Global demand for metallic ores used in mobile phones is thwarting efforts to end war and violence in Congo, said an African priest.
Any person who possesses a mobile phone or other electronic device with components derived from such “conflict minerals” is benefiting from bloodshed, said Fr Richard Muembo, rector of a Congolese seminary firebombed earlier this year.
“Anyone who uses modern technology nowadays is in some way using the blood of the Congolese people,” he said in an interview with the United Kingdom branch of Aid to the Church in Need, a pontifical foundation helping persecuted Christians.
“Looters from all over the world come here to exploit the country,” the priest said in a statement by the charity.
Fighting in Congo is being perpetuated by a struggle over access to such ores as coltan, from which niobium and tantalum are extracted, he suggested.
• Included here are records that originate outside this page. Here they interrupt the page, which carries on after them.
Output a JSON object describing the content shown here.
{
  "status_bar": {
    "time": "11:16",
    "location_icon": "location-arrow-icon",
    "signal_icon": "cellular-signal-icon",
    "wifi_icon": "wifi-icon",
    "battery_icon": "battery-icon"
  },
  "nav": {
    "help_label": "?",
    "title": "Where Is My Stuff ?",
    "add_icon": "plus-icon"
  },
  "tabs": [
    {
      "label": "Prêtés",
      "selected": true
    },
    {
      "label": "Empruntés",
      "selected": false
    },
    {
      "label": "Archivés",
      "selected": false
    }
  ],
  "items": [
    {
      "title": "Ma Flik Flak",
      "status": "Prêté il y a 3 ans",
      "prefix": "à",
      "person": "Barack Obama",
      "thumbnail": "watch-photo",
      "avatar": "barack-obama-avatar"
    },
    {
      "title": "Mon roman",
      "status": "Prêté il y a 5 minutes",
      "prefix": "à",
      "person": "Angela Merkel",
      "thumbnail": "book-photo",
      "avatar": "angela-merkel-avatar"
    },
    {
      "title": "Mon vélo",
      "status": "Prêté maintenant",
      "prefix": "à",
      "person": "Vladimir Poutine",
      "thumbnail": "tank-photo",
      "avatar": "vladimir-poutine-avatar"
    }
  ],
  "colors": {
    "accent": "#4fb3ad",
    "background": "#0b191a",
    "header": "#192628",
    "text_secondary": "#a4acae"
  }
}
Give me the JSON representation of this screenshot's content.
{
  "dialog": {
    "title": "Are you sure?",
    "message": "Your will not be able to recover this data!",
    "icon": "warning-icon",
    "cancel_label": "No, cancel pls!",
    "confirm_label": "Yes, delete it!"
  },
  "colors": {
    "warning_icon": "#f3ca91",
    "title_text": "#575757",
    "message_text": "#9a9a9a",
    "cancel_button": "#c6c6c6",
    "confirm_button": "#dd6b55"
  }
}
The ore is used in the production of batteries for smartphones, computers and GPS devices.
Catholic leaders have worked to end the violence between the government and the criminal gangs and armed groups, which sell the ores to buy arms, only to find themselves the target of attacks.
Picture: Peacekeepers drive past burning tires as they patrol protests against President Joseph Kabila in Kinshasa, Congo, on 10th April. (CNS photo/Robert Carrubba, Reuters).